Monthly Archives: March 2011

DepressionBrain

I’ve got the study of the brain on the brain. I am reading the book The Brain that Changes Itself, mentioned in my last post “In Our Eyes,” and scrutinizing my old artwork with new eyes. Here are two pictures I drew (ink on paper) in 1976, trying to make sense of my depression. The first,…

In Our Eyes

Lately, I am wondering how my brain handled infant surgery without anesthesia. How had it coped with the extreme pain?  What was lost, if anything?  Is part of my brain in freeze mode, lying in wait until a princess happens by and kisses it awake? I don’t know much about the brain, but I do…

I Have to Keep Pinching Myself

I don’t know for sure whether I was given anesthesia for my pyloric stenosis surgery at 26 days old. I don’t know for sure that I was, instead, given  a form of curare, a drug that paralyzed my muscles so I wouldn’t fight. My hospital records are gone, kaput. I just know that: –I wake…

A Lesson in Medical Humanities

Thank you English 1A Composition students at the College of Alameda for reading and commenting on my blog. It was wonderful to get to know you better through your responses to my posts and our discussions in class. I am looking forward to reading the essays that you wrote in response to a medical humanities…

Shrimp Baby and Star Baby

Shrimp Baby Emerges is the name of this colored-pencil drawing. I completed it over ten years ago, just before starting to write the first draft of my memoir manuscript The Autobiography of a Sea Creature, the story of my life in the aftermath of infant surgery without anesthesia. I see that I am a bit tentative…

Message from the Universe II

Driving to work the other day, I had an epiphany. That though Sidra, the dolphin I blogged about a few posts ago, was sick (a fact I had not mentioned), she emanated love, acceptance, and grace; she was strong despite her illness and in her vulnerability gave so much. I cried thinking about this. Illness…

Steps to Take on the Path to Ease and Joy

How can survivors of infant surgery and/or invasive medical procedures performed without anesthesia begin to move away from a lifetime of re-enacting symptoms of trauma and move toward a lifetime of experiencing health, fulfillment, and joy?  How can we get our pain, anger, and confusion out so that we can feel peace, clarity, and compassion?…

Are You Afraid of Your Body?

In my last post, I presented Dr. Louis Tinnin’s questionnaire, which helps people determine whether a medical procedure or surgery they experienced in infancy affects them today.
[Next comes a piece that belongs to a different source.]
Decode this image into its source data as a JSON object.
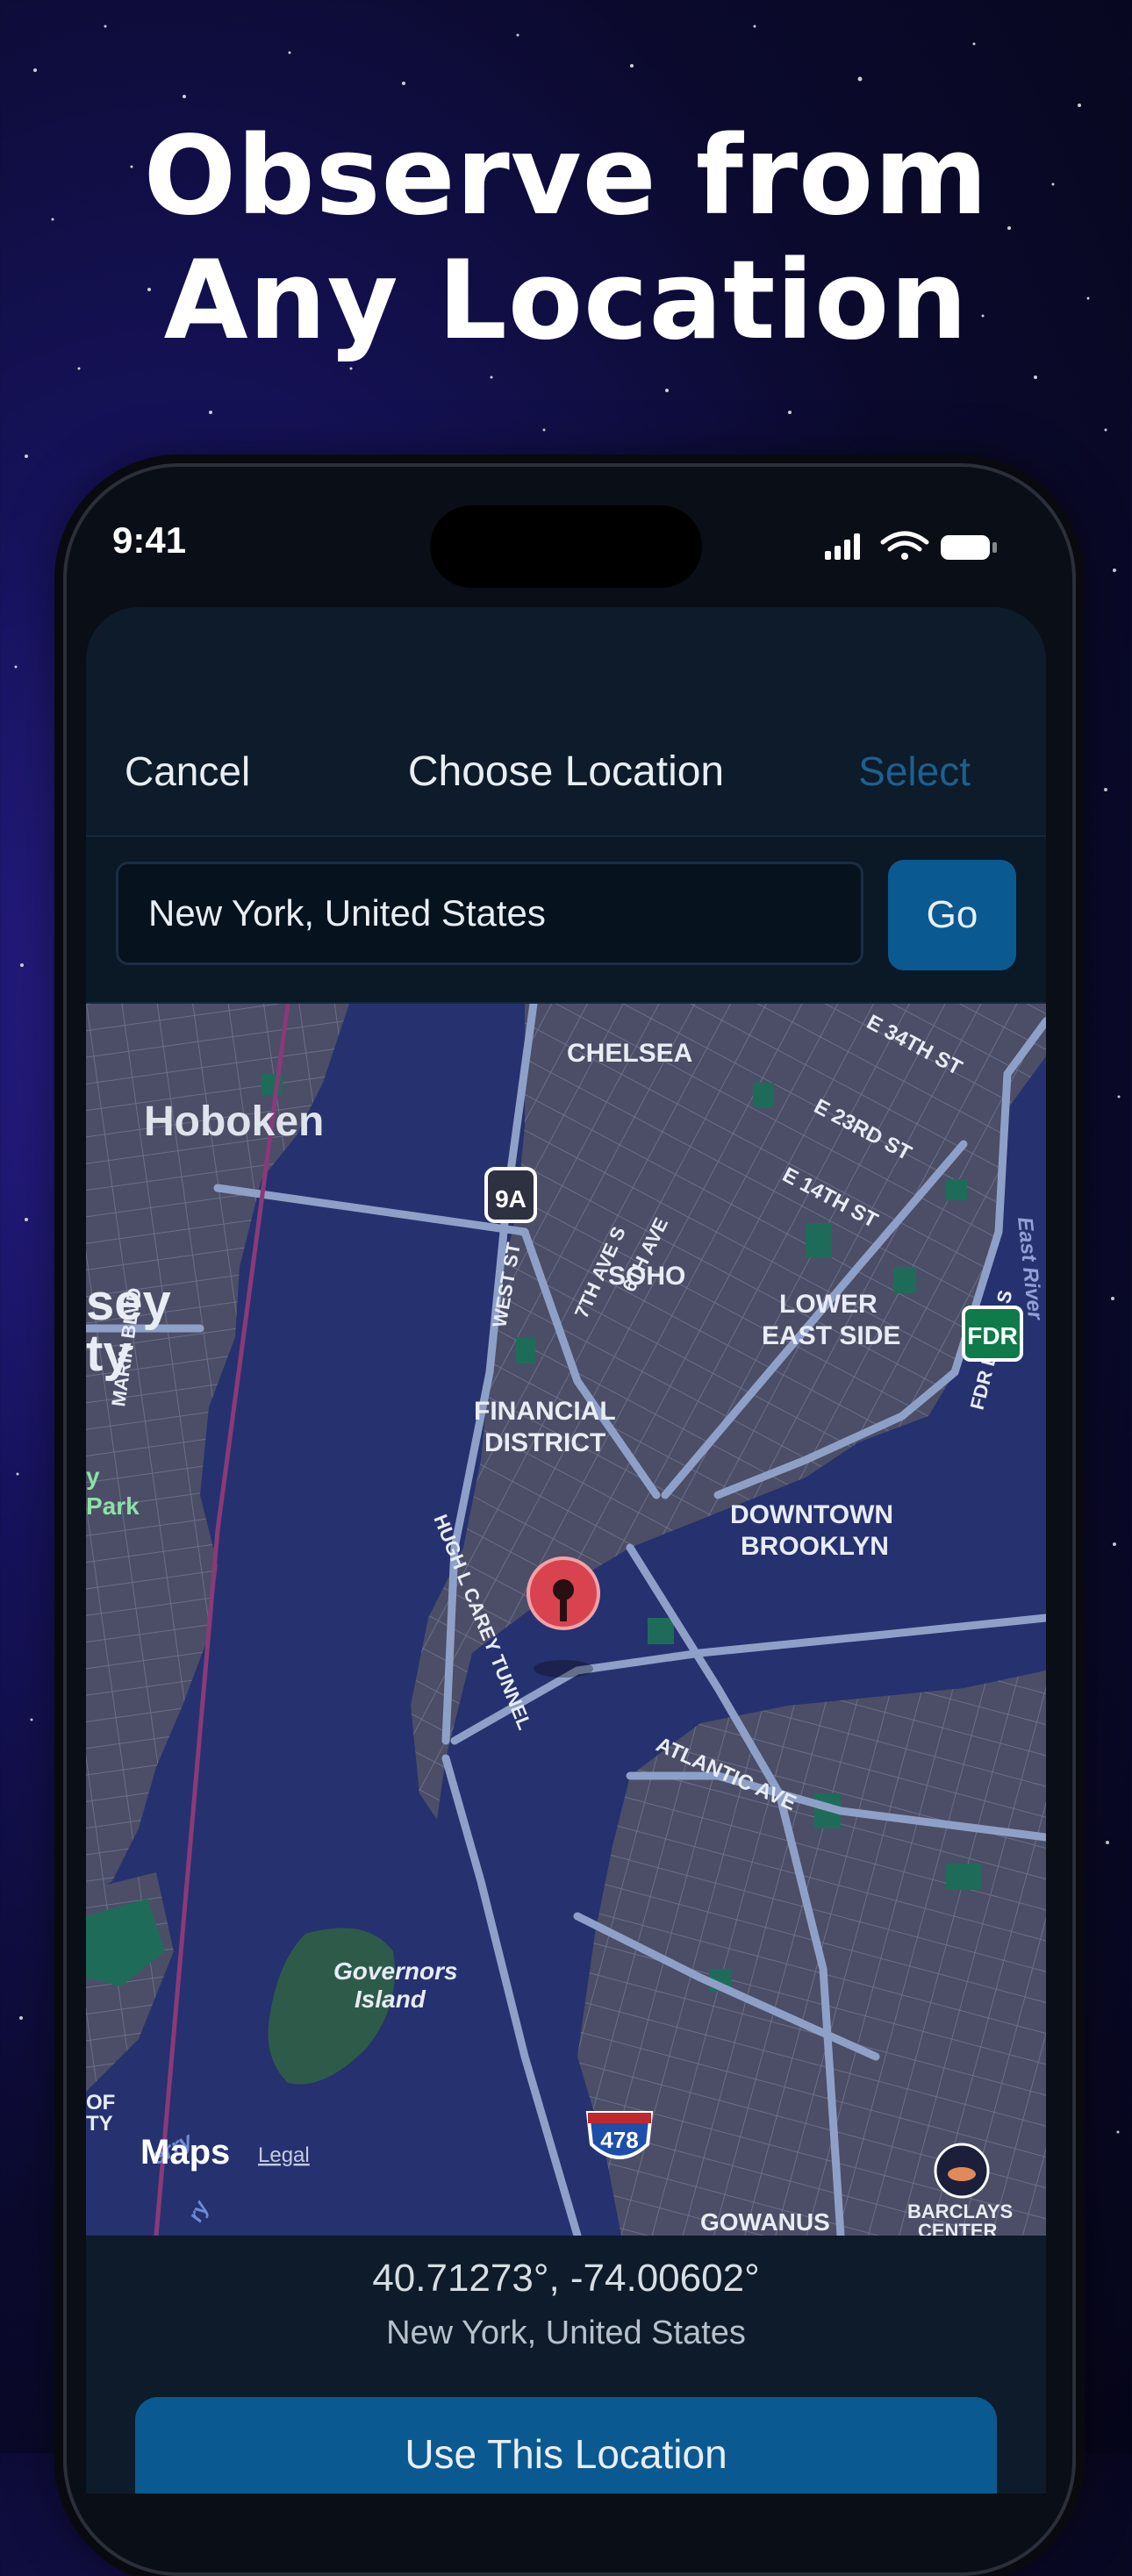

As a survivor of infant surgery, here’s my layperson’s questionnaire. The intent is similar to Dr. Tinnin’s. If you’ve had an invasive medical procedure and/or a surgery as…